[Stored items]

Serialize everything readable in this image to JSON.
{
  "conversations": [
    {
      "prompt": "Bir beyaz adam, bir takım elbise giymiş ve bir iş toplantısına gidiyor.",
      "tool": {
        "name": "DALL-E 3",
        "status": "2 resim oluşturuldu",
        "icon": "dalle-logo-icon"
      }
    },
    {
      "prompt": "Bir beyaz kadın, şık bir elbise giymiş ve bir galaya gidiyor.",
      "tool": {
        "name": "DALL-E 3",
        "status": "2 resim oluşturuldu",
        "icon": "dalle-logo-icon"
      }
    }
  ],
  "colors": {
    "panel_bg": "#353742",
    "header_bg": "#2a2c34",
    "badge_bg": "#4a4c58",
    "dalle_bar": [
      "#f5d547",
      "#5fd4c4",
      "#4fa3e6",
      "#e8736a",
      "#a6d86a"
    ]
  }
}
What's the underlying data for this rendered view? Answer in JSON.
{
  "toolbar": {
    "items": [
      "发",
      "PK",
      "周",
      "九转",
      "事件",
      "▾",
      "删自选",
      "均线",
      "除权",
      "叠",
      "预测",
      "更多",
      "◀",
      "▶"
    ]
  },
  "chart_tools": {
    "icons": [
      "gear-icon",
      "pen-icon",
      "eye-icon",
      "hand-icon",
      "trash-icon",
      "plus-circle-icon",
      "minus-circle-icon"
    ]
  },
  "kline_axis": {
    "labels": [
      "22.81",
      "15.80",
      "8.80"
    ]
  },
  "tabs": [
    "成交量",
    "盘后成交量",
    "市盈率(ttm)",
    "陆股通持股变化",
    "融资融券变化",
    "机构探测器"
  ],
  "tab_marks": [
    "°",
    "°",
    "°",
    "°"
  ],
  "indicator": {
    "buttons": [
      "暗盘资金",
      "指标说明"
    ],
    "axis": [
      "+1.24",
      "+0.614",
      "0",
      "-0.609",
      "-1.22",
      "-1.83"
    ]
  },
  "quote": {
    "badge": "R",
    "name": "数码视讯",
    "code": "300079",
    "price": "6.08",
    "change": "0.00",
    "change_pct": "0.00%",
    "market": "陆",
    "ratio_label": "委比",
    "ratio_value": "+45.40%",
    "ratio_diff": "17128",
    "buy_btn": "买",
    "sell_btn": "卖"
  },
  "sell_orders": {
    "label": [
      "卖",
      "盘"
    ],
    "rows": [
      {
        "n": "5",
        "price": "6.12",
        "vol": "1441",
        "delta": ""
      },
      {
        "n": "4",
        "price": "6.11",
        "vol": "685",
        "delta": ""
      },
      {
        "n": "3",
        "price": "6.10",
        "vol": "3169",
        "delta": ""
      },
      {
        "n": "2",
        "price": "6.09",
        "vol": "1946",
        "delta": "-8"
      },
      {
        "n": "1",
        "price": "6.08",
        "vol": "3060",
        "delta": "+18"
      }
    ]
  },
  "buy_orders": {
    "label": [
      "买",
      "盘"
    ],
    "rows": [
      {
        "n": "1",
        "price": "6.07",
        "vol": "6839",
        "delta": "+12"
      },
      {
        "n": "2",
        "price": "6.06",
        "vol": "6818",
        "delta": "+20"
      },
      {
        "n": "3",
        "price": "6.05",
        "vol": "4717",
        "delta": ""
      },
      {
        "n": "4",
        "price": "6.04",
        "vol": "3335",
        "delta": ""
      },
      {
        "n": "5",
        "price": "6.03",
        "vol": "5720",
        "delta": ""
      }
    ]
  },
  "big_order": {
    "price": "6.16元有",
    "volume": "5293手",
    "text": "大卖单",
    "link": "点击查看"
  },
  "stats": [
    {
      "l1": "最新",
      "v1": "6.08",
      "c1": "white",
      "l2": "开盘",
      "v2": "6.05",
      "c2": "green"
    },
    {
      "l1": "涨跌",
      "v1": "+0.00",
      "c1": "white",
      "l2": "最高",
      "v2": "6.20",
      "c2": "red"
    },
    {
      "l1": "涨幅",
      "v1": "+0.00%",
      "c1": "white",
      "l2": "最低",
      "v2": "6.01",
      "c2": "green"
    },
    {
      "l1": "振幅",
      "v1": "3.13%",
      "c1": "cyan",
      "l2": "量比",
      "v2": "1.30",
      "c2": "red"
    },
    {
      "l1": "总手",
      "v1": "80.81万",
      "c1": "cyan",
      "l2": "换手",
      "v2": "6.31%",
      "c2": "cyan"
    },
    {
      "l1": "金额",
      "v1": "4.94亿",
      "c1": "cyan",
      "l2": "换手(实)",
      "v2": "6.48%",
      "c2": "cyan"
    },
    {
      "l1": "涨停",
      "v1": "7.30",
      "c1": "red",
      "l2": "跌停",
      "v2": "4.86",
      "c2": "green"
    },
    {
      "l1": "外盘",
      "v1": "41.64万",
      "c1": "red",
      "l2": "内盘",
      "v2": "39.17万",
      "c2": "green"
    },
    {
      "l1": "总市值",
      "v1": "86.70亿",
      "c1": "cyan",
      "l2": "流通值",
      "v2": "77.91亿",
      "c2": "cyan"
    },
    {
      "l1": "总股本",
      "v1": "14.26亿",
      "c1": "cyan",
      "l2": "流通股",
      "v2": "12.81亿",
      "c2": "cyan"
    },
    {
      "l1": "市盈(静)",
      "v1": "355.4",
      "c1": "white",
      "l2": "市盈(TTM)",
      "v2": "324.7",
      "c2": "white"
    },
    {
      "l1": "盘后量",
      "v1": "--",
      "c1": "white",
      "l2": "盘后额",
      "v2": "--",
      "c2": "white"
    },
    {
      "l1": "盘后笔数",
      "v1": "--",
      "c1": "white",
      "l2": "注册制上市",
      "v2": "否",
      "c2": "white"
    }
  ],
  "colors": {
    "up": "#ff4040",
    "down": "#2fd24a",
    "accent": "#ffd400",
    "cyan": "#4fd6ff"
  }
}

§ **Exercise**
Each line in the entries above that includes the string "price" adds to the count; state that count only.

§ **Task solution**
12